Yeah, not so fast.
Man, it’s been a rainy summer. Weekly forecasts forever show showers every day of the week. Granted, the showers don’t normally last all day but still there’s been a lot of rain.
Anyway, here’s how it goes. A couple steps forward followed by a couple steps backward.
The paint was coming along nicely until the clear decided to delaminate. Delamination is what you see on American made cars with cheap paint jobs (which is just about all of them). The paint or clear coat simply peels off the vehicle.
I’ve read about delamination on new paint jobs but never experienced it. Like many others, I don’t relish laying down clear coat. It seems to ruin a perfectly nice paint job.
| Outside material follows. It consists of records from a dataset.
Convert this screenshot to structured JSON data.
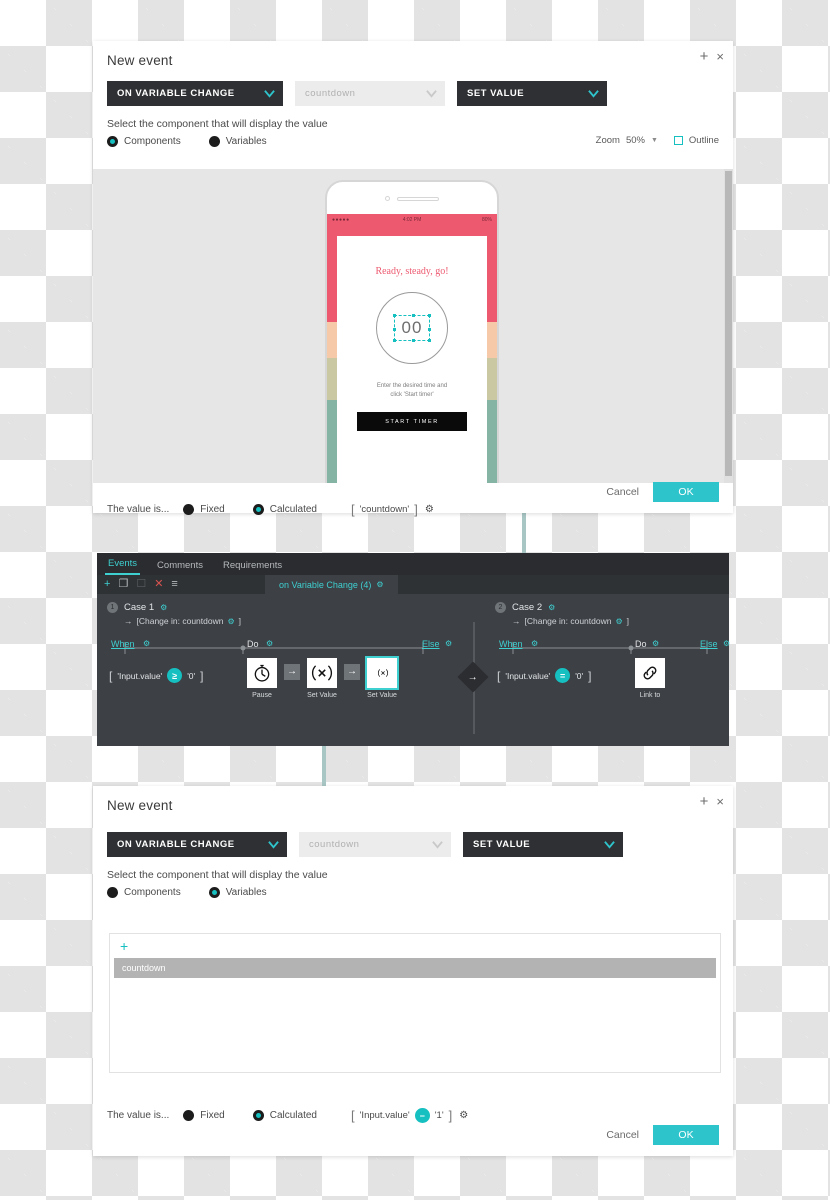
{
  "panel_top": {
    "title": "New event",
    "icons": {
      "add": "+",
      "close": "×"
    },
    "selects": {
      "trigger": "ON VARIABLE CHANGE",
      "target": "countdown",
      "action": "SET VALUE"
    },
    "instruction": "Select the component that will display the value",
    "radios": [
      {
        "label": "Components",
        "selected": true
      },
      {
        "label": "Variables",
        "selected": false
      }
    ],
    "zoom": {
      "label": "Zoom",
      "value": "50%",
      "outline_label": "Outline",
      "outline_checked": false
    },
    "value_row": {
      "label": "The value is...",
      "fixed": "Fixed",
      "calculated": "Calculated",
      "formula": {
        "open": "[",
        "left": "'countdown'",
        "close": "]"
      }
    },
    "buttons": {
      "cancel": "Cancel",
      "ok": "OK"
    }
  },
  "phone": {
    "status": {
      "left": "●●●●●",
      "time": "4:02 PM",
      "battery": "80%"
    },
    "headline": "Ready, steady, go!",
    "timer_value": "00",
    "hint_line1": "Enter the desired time and",
    "hint_line2": "click 'Start timer'",
    "start_button": "START TIMER",
    "colors": {
      "accent_pink": "#ed5a70",
      "strip_peach": "#f6c9a8",
      "strip_khaki": "#c9c8a2",
      "strip_green": "#85b3a4"
    }
  },
  "events_panel": {
    "tabs": [
      {
        "label": "Events",
        "active": true
      },
      {
        "label": "Comments",
        "active": false
      },
      {
        "label": "Requirements",
        "active": false
      }
    ],
    "toolbar_icons": [
      "add-icon",
      "duplicate-icon",
      "paste-icon",
      "delete-icon",
      "list-icon"
    ],
    "subtab": "on Variable Change (4)",
    "case1": {
      "number": "1",
      "name": "Case 1",
      "change": "[Change in:  countdown",
      "change_close": "]",
      "when": "When",
      "do": "Do",
      "else": "Else",
      "condition": {
        "open": "[",
        "left": "'Input.value'",
        "op": "≥",
        "right": "'0'",
        "close": "]"
      },
      "actions": [
        {
          "label": "Pause",
          "icon": "stopwatch-icon",
          "selected": false
        },
        {
          "label": "Set Value",
          "icon": "set-value-icon",
          "selected": false
        },
        {
          "label": "Set Value",
          "icon": "set-value-icon",
          "selected": true
        }
      ]
    },
    "case2": {
      "number": "2",
      "name": "Case 2",
      "change": "[Change in:  countdown",
      "change_close": "]",
      "when": "When",
      "do": "Do",
      "else": "Else",
      "condition": {
        "open": "[",
        "left": "'Input.value'",
        "op": "=",
        "right": "'0'",
        "close": "]"
      },
      "actions": [
        {
          "label": "Link to",
          "icon": "link-icon",
          "selected": false
        }
      ]
    }
  },
  "panel_bottom": {
    "title": "New event",
    "icons": {
      "add": "+",
      "close": "×"
    },
    "selects": {
      "trigger": "ON VARIABLE CHANGE",
      "target": "countdown",
      "action": "SET VALUE"
    },
    "instruction": "Select the component that will display the value",
    "radios": [
      {
        "label": "Components",
        "selected": false
      },
      {
        "label": "Variables",
        "selected": true
      }
    ],
    "variable_list": {
      "add": "+",
      "items": [
        "countdown"
      ]
    },
    "value_row": {
      "label": "The value is...",
      "fixed": "Fixed",
      "calculated": "Calculated",
      "formula": {
        "open": "[",
        "left": "'Input.value'",
        "op": "−",
        "right": "'1'",
        "close": "]"
      }
    },
    "buttons": {
      "cancel": "Cancel",
      "ok": "OK"
    }
  }
}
This time was going to be different because the interweb unlocked a secret…MinWax High Gloss Polyurethane! I used it before (on wood products) and it lays down flat. It’s gasoline resistant so no cloudy clear coat because I got sloppy at the pumping station. Perfect.
So under advisement of the internet, I sprayed poly on top of my paint scheme. Wow, we were right! It looked great, except for orange peel above the skull head but that can be polished out with no problem. Not so fast…
In an effort to get rid of a small patch of orange peel (which everyone gets, even pros), I proceeded to burn through the poly and right into the metal flake. That’s a problem cuz it’s impossible to sand metal flake.
But hey, notwithstanding the burn-through, my skills are getting better. I can fix this if I concentrate and take my time. Not so fast…
Why is there a cloud in the clear coat next to the burn through? Surprise surprise! It’s not a cloud. It’s the clear coat lifting clean off the paint as I pulled painters’ tape from the tank. No, not kidding.
Painters’ tape pulled up the clear coat. So I applied painters’ tape to the entire tank, lifted and peeled every inch of clear coat from the tank. And back to square one with the paint…yeah, I hate painting clear coat.
Next step backward…the wiring is finished except for things like turn signals and tail light. The bike is wired and ready to be fired. To be honest, electrics make me nervous, like painting clear coat. But after getting the courage up, I wired in the new battery and hit the start button. It will be like magic hearing the motor bump over! Not so fast.
The bike is dead. No horn, nothing at the starter, no instrument lights…nothing, nada, kaput. Calm down, it’s just a blown fuse.
New fuse and there’s the horn and the lights on the instrument panel. But what’s that weird whirring sound? Oh that…that’s just a freewheeling starter motor.
So besides this…
- Re-paint the tank and side covers
- Balance and tune the carbs
- Finish installing the headlight
- Fix the starter motor
- Fabricate the seat mount (btw: I have a very nice LaRosa saddle for this bike, see below)
- Paint and mount the rear fender
- Install the lights
…I’ll have to look into the starter motor.
Here’s a profile pic with saddle for now.
More to come later.
Next: Almost there…